YOUR ASSIGNMENT - Whenever a line in the entries below contains the string "disabled", copy that line.

DATA FOR ANALYSIS -

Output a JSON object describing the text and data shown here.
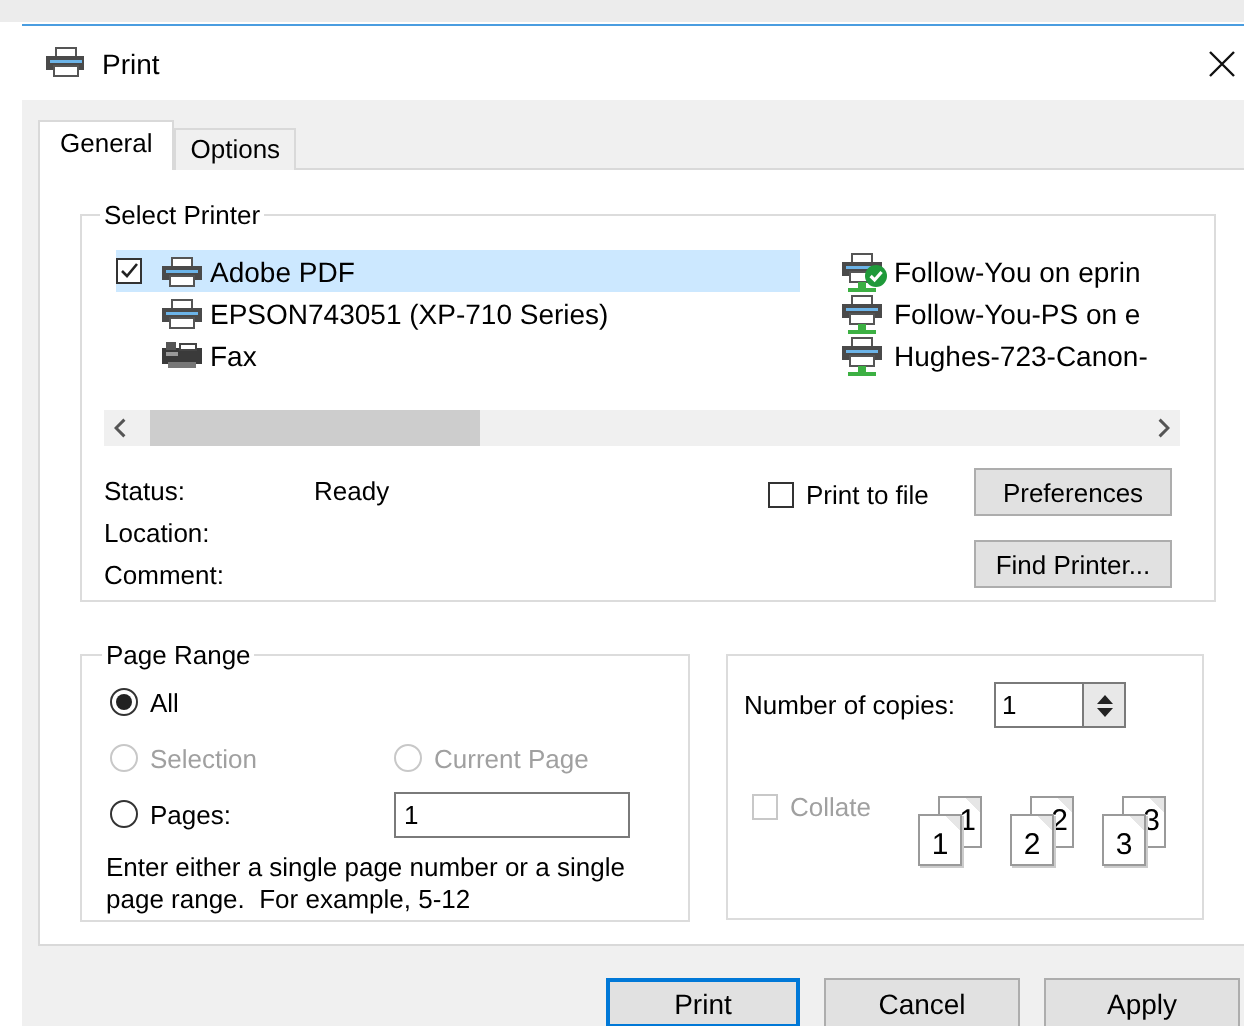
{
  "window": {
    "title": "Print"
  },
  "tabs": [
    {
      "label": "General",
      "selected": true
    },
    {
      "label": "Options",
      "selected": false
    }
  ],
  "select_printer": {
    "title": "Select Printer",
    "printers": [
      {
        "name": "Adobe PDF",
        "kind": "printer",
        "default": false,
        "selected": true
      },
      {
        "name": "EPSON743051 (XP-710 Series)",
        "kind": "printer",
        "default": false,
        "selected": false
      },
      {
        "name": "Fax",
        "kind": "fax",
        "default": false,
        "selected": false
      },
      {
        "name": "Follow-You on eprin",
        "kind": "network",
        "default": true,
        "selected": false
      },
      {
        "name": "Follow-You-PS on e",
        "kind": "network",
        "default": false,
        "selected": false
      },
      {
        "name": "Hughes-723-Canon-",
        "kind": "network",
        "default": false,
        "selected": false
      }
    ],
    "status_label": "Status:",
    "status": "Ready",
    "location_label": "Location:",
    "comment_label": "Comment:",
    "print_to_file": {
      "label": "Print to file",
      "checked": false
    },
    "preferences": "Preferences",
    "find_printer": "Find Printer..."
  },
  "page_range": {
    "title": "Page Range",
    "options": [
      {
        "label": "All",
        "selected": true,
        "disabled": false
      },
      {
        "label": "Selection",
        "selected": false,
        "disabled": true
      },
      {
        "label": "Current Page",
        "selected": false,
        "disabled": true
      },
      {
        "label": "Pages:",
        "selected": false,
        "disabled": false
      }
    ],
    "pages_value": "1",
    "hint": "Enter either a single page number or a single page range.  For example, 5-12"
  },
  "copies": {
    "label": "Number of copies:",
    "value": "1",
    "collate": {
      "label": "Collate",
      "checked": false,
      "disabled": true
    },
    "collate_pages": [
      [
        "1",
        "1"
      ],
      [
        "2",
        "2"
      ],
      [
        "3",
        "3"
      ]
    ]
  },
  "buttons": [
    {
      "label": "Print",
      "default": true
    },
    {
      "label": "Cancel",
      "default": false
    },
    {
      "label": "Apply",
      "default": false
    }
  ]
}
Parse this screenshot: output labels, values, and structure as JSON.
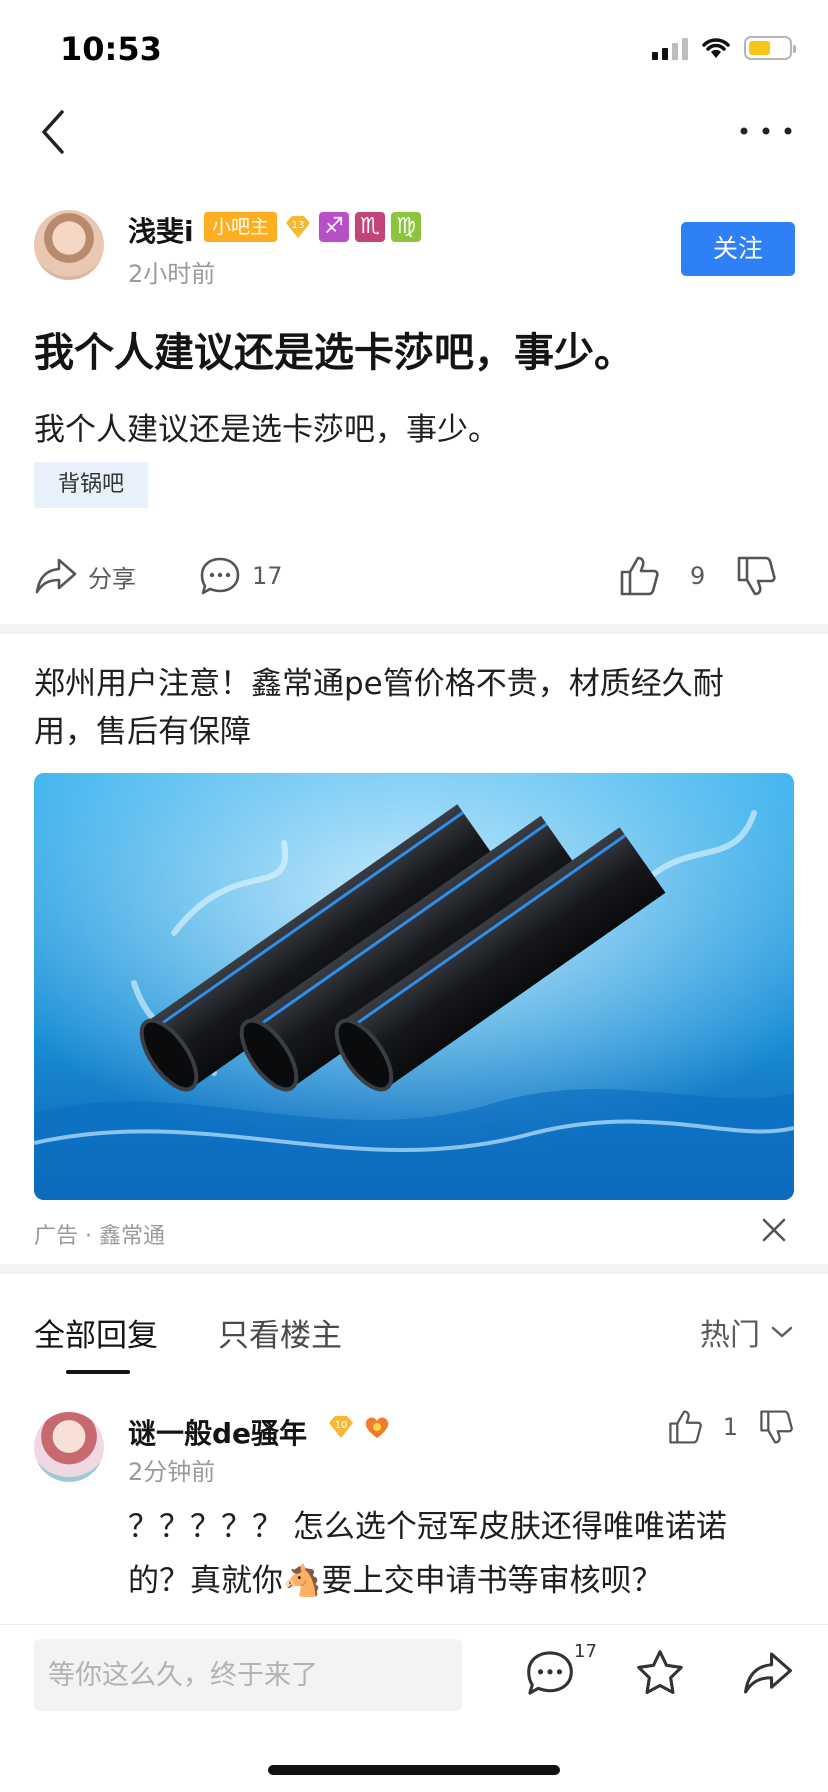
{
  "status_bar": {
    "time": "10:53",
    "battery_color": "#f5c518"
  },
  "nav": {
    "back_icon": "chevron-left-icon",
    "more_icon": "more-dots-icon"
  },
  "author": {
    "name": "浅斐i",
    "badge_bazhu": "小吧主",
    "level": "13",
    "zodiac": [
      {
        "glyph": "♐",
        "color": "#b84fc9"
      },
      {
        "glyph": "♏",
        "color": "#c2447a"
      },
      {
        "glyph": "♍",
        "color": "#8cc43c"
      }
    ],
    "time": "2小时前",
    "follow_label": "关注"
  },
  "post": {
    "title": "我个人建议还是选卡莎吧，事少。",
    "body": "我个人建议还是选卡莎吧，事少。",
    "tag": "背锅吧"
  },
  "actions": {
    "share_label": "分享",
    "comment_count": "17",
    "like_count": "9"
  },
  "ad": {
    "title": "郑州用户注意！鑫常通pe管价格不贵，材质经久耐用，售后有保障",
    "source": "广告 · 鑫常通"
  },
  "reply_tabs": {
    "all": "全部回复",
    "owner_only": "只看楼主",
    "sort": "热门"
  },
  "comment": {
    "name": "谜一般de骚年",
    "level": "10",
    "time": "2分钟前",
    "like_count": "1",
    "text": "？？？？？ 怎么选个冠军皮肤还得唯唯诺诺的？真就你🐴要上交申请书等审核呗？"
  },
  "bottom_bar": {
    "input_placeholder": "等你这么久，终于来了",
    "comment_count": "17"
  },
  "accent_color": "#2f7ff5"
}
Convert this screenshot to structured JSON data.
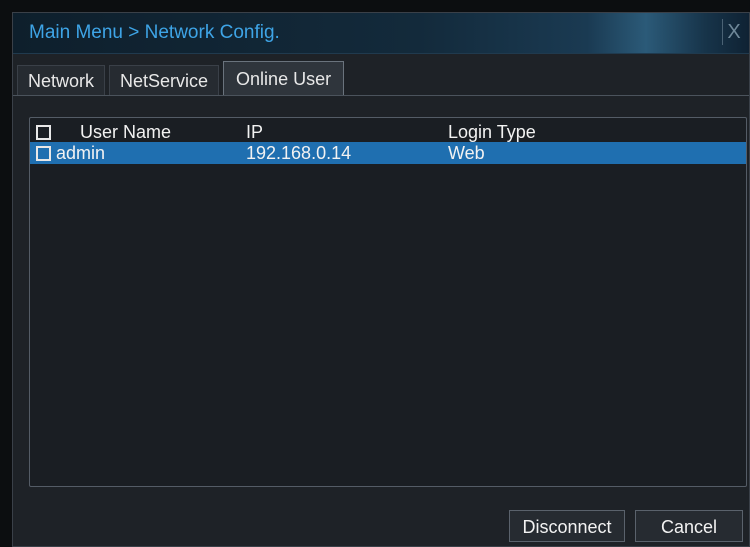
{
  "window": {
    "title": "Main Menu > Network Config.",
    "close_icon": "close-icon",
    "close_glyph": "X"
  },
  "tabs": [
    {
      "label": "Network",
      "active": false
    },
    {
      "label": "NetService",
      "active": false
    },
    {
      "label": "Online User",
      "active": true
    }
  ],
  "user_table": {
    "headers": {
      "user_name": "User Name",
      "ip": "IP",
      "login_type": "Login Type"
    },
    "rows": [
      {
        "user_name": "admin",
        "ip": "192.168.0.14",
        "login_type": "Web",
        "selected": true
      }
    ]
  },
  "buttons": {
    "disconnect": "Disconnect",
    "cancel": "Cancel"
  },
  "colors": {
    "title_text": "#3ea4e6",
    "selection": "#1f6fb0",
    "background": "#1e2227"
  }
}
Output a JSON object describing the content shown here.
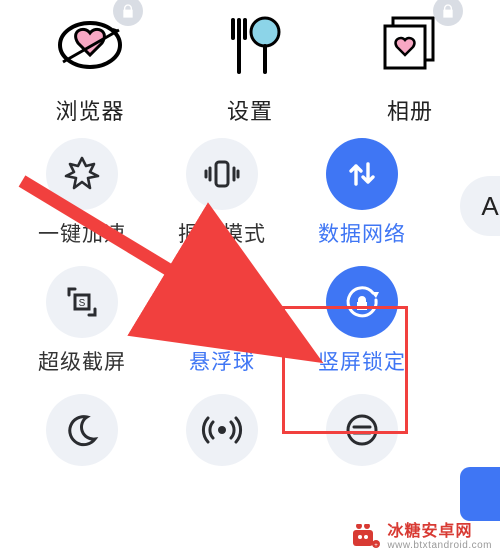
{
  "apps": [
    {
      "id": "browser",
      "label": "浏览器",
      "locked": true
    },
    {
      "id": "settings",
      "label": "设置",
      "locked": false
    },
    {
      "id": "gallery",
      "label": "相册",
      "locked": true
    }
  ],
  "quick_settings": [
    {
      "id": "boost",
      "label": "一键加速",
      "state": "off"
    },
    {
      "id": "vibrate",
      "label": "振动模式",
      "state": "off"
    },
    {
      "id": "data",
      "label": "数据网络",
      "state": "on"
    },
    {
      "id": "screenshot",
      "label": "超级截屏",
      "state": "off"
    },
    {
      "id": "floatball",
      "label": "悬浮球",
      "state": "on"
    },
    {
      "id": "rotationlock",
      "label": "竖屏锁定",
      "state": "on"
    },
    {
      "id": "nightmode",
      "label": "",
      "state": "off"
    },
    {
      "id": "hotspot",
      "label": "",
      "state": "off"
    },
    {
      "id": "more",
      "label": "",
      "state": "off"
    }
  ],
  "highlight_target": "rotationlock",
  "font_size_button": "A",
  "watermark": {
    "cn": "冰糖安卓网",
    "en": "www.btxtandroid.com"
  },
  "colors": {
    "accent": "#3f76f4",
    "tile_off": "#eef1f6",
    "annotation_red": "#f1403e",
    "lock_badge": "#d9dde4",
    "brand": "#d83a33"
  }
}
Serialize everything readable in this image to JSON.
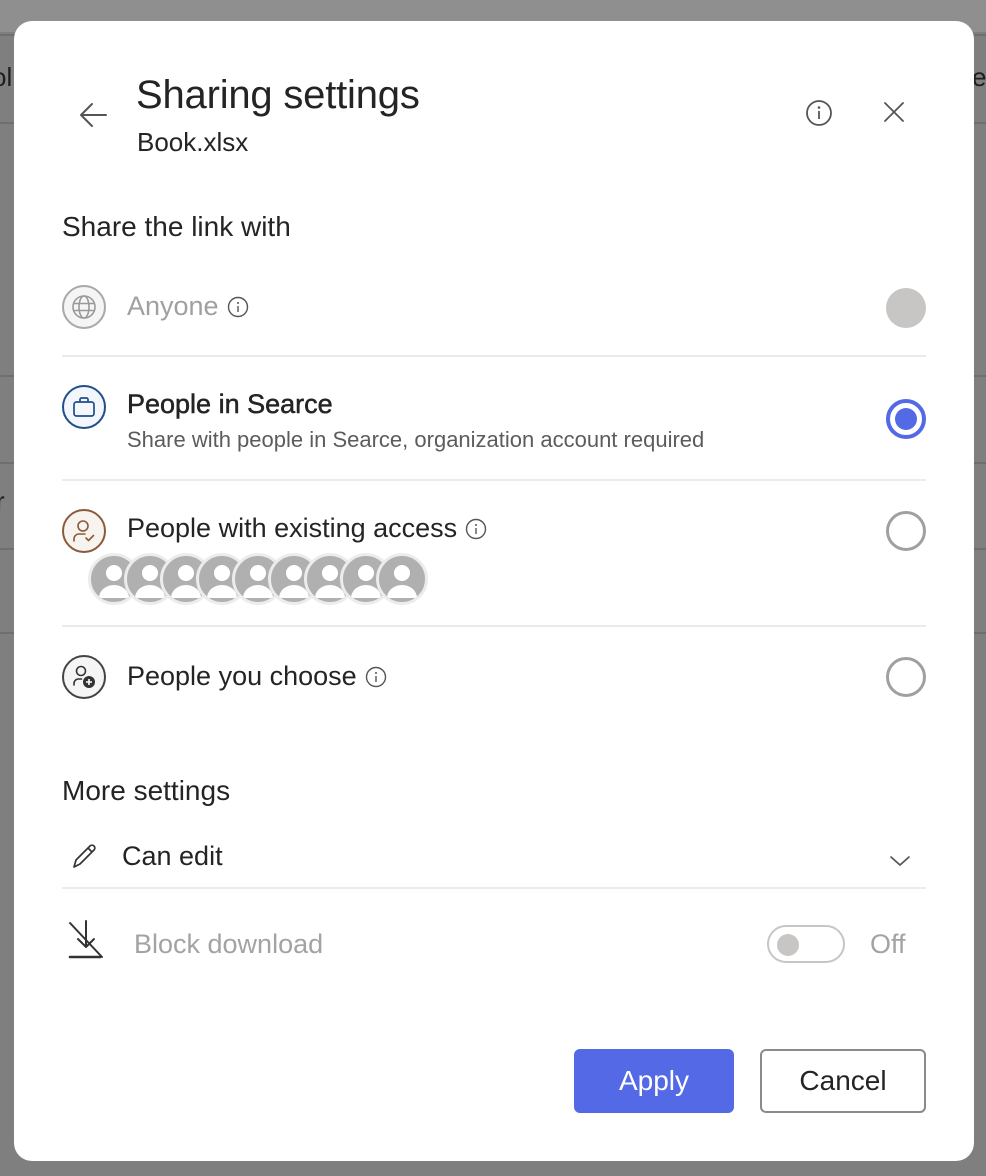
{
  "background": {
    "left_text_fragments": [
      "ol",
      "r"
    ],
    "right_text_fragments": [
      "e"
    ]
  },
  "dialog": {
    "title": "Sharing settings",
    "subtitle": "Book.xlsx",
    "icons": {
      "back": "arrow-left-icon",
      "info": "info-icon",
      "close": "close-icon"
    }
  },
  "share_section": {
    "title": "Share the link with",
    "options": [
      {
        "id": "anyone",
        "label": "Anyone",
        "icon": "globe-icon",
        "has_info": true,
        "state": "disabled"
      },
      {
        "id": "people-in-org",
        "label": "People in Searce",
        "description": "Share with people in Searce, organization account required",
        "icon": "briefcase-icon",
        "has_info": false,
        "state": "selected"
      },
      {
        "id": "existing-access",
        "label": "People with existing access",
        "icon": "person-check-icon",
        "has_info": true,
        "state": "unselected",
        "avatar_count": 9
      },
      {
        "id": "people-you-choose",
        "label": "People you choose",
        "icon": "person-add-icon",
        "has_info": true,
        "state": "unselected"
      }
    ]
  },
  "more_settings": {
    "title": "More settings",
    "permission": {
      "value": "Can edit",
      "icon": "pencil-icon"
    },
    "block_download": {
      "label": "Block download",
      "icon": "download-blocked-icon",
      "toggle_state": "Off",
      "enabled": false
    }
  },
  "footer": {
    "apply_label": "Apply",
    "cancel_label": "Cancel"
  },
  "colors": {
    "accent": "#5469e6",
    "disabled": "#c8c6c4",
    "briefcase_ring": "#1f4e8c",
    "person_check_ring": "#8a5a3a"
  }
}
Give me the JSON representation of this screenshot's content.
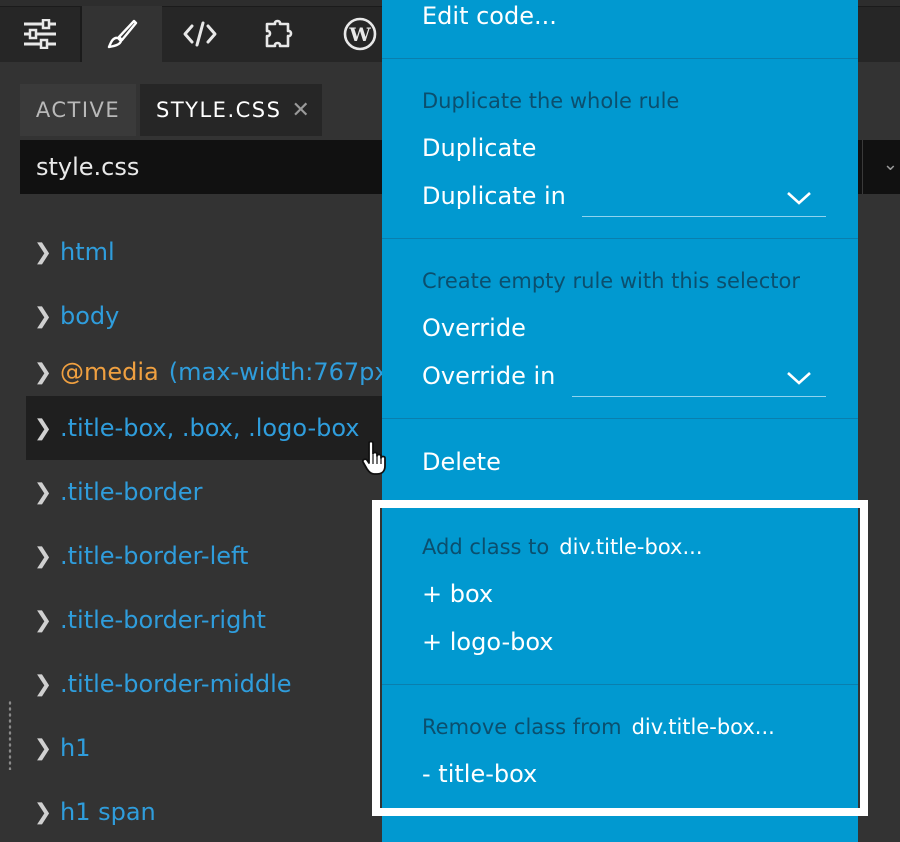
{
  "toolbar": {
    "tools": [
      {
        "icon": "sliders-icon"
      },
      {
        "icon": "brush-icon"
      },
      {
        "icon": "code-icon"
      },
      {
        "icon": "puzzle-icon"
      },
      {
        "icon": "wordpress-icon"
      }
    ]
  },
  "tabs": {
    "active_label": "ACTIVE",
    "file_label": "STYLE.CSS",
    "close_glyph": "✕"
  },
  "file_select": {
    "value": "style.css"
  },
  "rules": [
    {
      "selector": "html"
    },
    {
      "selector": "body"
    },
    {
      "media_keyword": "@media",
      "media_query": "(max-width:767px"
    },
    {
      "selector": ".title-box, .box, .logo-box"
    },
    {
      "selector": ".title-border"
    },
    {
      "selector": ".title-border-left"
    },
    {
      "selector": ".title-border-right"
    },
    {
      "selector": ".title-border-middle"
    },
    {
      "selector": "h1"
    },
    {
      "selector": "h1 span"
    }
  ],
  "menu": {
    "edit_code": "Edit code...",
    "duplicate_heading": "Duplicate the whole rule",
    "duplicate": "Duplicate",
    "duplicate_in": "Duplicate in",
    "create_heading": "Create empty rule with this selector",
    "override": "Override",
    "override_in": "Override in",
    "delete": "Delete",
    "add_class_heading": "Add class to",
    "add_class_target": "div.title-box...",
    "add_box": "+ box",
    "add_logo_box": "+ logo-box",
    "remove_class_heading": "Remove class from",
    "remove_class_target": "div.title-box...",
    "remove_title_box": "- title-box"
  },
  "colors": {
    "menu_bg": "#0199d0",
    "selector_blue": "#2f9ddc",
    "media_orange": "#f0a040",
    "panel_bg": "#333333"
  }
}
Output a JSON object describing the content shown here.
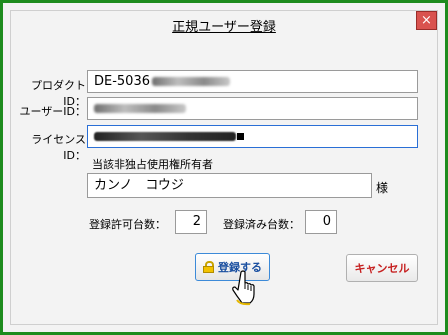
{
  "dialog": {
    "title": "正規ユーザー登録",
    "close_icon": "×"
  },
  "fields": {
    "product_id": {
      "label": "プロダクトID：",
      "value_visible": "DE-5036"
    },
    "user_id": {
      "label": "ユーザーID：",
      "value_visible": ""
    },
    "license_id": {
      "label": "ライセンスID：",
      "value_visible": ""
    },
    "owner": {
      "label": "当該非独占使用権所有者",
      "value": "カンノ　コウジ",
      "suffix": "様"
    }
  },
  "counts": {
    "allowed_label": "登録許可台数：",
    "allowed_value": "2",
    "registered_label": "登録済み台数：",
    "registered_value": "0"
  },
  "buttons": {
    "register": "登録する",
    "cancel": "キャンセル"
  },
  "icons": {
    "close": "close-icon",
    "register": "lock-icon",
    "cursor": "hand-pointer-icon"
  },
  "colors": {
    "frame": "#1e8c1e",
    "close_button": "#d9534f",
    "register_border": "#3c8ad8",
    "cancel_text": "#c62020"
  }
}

TASK RESULT -
        "disabled": false
        "disabled": true
        "disabled": true
        "disabled": false
      "disabled": true
        "state": "disabled"
    "disabled": "#c8c6c4",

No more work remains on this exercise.